:: Work order ::
Write the records out exactly as they read, but not the pictures.

:: Exercise input ::
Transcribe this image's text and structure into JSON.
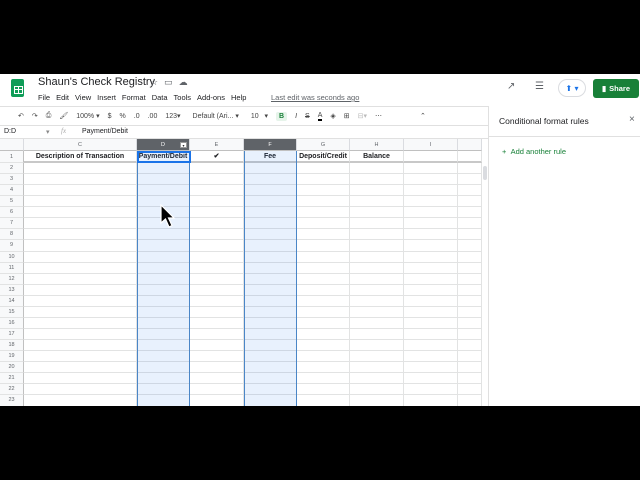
{
  "app": {
    "title": "Shaun's Check Registry",
    "last_edit": "Last edit was seconds ago",
    "share_label": "Share"
  },
  "menu": [
    "File",
    "Edit",
    "View",
    "Insert",
    "Format",
    "Data",
    "Tools",
    "Add-ons",
    "Help"
  ],
  "toolbar": {
    "zoom": "100%",
    "currency": "$",
    "percent": "%",
    "dec_less": ".0",
    "dec_more": ".00",
    "format": "123",
    "font": "Default (Ari...",
    "size": "10",
    "bold": "B",
    "italic": "I",
    "strike": "S",
    "textcolor": "A",
    "more": "⋯"
  },
  "formula_bar": {
    "name_box": "D:D",
    "fx": "fx",
    "value": "Payment/Debit"
  },
  "columns": [
    "C",
    "D",
    "E",
    "F",
    "G",
    "H",
    "I"
  ],
  "header_row": [
    "Description of Transaction",
    "Payment/Debit",
    "✔",
    "Fee",
    "Deposit/Credit",
    "Balance",
    ""
  ],
  "rows": [
    "1",
    "2",
    "3",
    "4",
    "5",
    "6",
    "7",
    "8",
    "9",
    "10",
    "11",
    "12",
    "13",
    "14",
    "15",
    "16",
    "17",
    "18",
    "19",
    "20",
    "21",
    "22",
    "23"
  ],
  "panel": {
    "title": "Conditional format rules",
    "add_rule": "Add another rule"
  },
  "colors": {
    "accent": "#188038",
    "selection": "#e8f0fe"
  }
}
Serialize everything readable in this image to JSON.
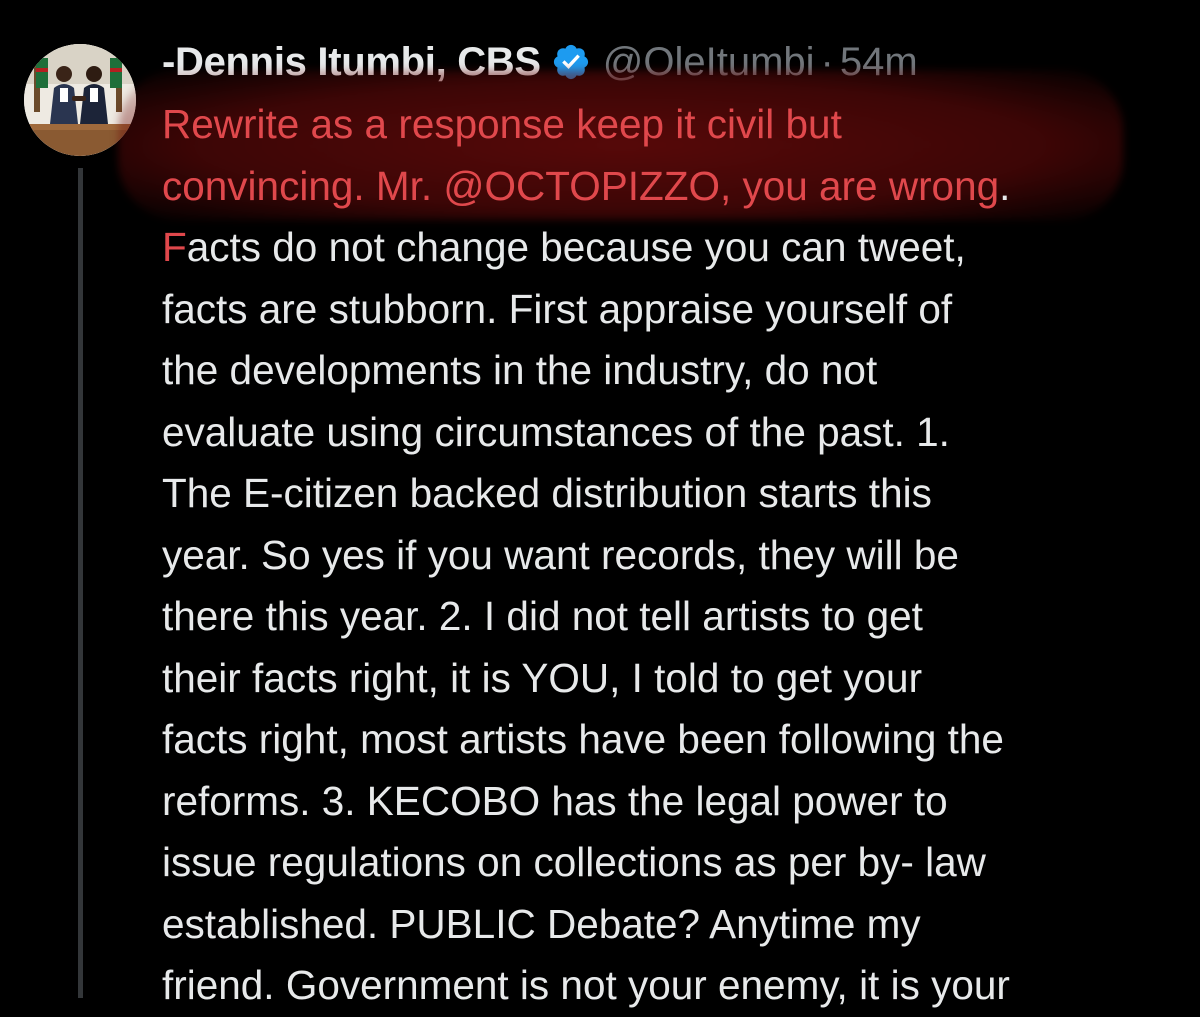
{
  "tweet": {
    "author": {
      "display_name": "-Dennis Itumbi, CBS",
      "handle": "@OleItumbi",
      "verified": true,
      "avatar_icon": "profile-photo-icon"
    },
    "separator": "·",
    "timestamp": "54m",
    "body_lines": [
      {
        "red": "Rewrite as a response keep it civil but",
        "rest": ""
      },
      {
        "red": "convincing. Mr. @OCTOPIZZO, you are wrong",
        "rest": "."
      },
      {
        "red": "F",
        "rest": "acts do not change because you can tweet,"
      },
      {
        "red": "",
        "rest": "facts are stubborn. First appraise yourself of"
      },
      {
        "red": "",
        "rest": "the developments in the industry, do not"
      },
      {
        "red": "",
        "rest": "evaluate using circumstances of the past. 1."
      },
      {
        "red": "",
        "rest": "The E-citizen backed distribution starts this"
      },
      {
        "red": "",
        "rest": "year. So yes if you want records, they will be"
      },
      {
        "red": "",
        "rest": "there this year. 2. I did not tell artists to get"
      },
      {
        "red": "",
        "rest": "their facts right, it is YOU, I told to get your"
      },
      {
        "red": "",
        "rest": "facts right, most artists have been following the"
      },
      {
        "red": "",
        "rest": "reforms. 3. KECOBO has the legal power to"
      },
      {
        "red": "",
        "rest": "issue regulations on collections as per by- law"
      },
      {
        "red": "",
        "rest": "established. PUBLIC Debate? Anytime my"
      },
      {
        "red": "",
        "rest": "friend. Government is not your enemy, it is your"
      }
    ]
  },
  "colors": {
    "background": "#000000",
    "text_primary": "#e7e9ea",
    "text_secondary": "#71767b",
    "verified_blue": "#1d9bf0",
    "highlight_red": "#e0484c"
  }
}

:: Reply to the exercise ::
Transcribe this image's text and structure into JSON.
{
  "app": {
    "title": "Shaun's Check Registry",
    "last_edit": "Last edit was seconds ago",
    "share_label": "Share"
  },
  "menu": [
    "File",
    "Edit",
    "View",
    "Insert",
    "Format",
    "Data",
    "Tools",
    "Add-ons",
    "Help"
  ],
  "toolbar": {
    "zoom": "100%",
    "currency": "$",
    "percent": "%",
    "dec_less": ".0",
    "dec_more": ".00",
    "format": "123",
    "font": "Default (Ari...",
    "size": "10",
    "bold": "B",
    "italic": "I",
    "strike": "S",
    "textcolor": "A",
    "more": "⋯"
  },
  "formula_bar": {
    "name_box": "D:D",
    "fx": "fx",
    "value": "Payment/Debit"
  },
  "columns": [
    "C",
    "D",
    "E",
    "F",
    "G",
    "H",
    "I"
  ],
  "header_row": [
    "Description of Transaction",
    "Payment/Debit",
    "✔",
    "Fee",
    "Deposit/Credit",
    "Balance",
    ""
  ],
  "rows": [
    "1",
    "2",
    "3",
    "4",
    "5",
    "6",
    "7",
    "8",
    "9",
    "10",
    "11",
    "12",
    "13",
    "14",
    "15",
    "16",
    "17",
    "18",
    "19",
    "20",
    "21",
    "22",
    "23"
  ],
  "panel": {
    "title": "Conditional format rules",
    "add_rule": "Add another rule"
  },
  "colors": {
    "accent": "#188038",
    "selection": "#e8f0fe"
  }
}
Serialize everything readable in this image to JSON.
{
  "tweet": {
    "author": {
      "display_name": "-Dennis Itumbi, CBS",
      "handle": "@OleItumbi",
      "verified": true,
      "avatar_icon": "profile-photo-icon"
    },
    "separator": "·",
    "timestamp": "54m",
    "body_lines": [
      {
        "red": "Rewrite as a response keep it civil but",
        "rest": ""
      },
      {
        "red": "convincing. Mr. @OCTOPIZZO, you are wrong",
        "rest": "."
      },
      {
        "red": "F",
        "rest": "acts do not change because you can tweet,"
      },
      {
        "red": "",
        "rest": "facts are stubborn. First appraise yourself of"
      },
      {
        "red": "",
        "rest": "the developments in the industry, do not"
      },
      {
        "red": "",
        "rest": "evaluate using circumstances of the past. 1."
      },
      {
        "red": "",
        "rest": "The E-citizen backed distribution starts this"
      },
      {
        "red": "",
        "rest": "year. So yes if you want records, they will be"
      },
      {
        "red": "",
        "rest": "there this year. 2. I did not tell artists to get"
      },
      {
        "red": "",
        "rest": "their facts right, it is YOU, I told to get your"
      },
      {
        "red": "",
        "rest": "facts right, most artists have been following the"
      },
      {
        "red": "",
        "rest": "reforms. 3. KECOBO has the legal power to"
      },
      {
        "red": "",
        "rest": "issue regulations on collections as per by- law"
      },
      {
        "red": "",
        "rest": "established. PUBLIC Debate? Anytime my"
      },
      {
        "red": "",
        "rest": "friend. Government is not your enemy, it is your"
      }
    ]
  },
  "colors": {
    "background": "#000000",
    "text_primary": "#e7e9ea",
    "text_secondary": "#71767b",
    "verified_blue": "#1d9bf0",
    "highlight_red": "#e0484c"
  }
}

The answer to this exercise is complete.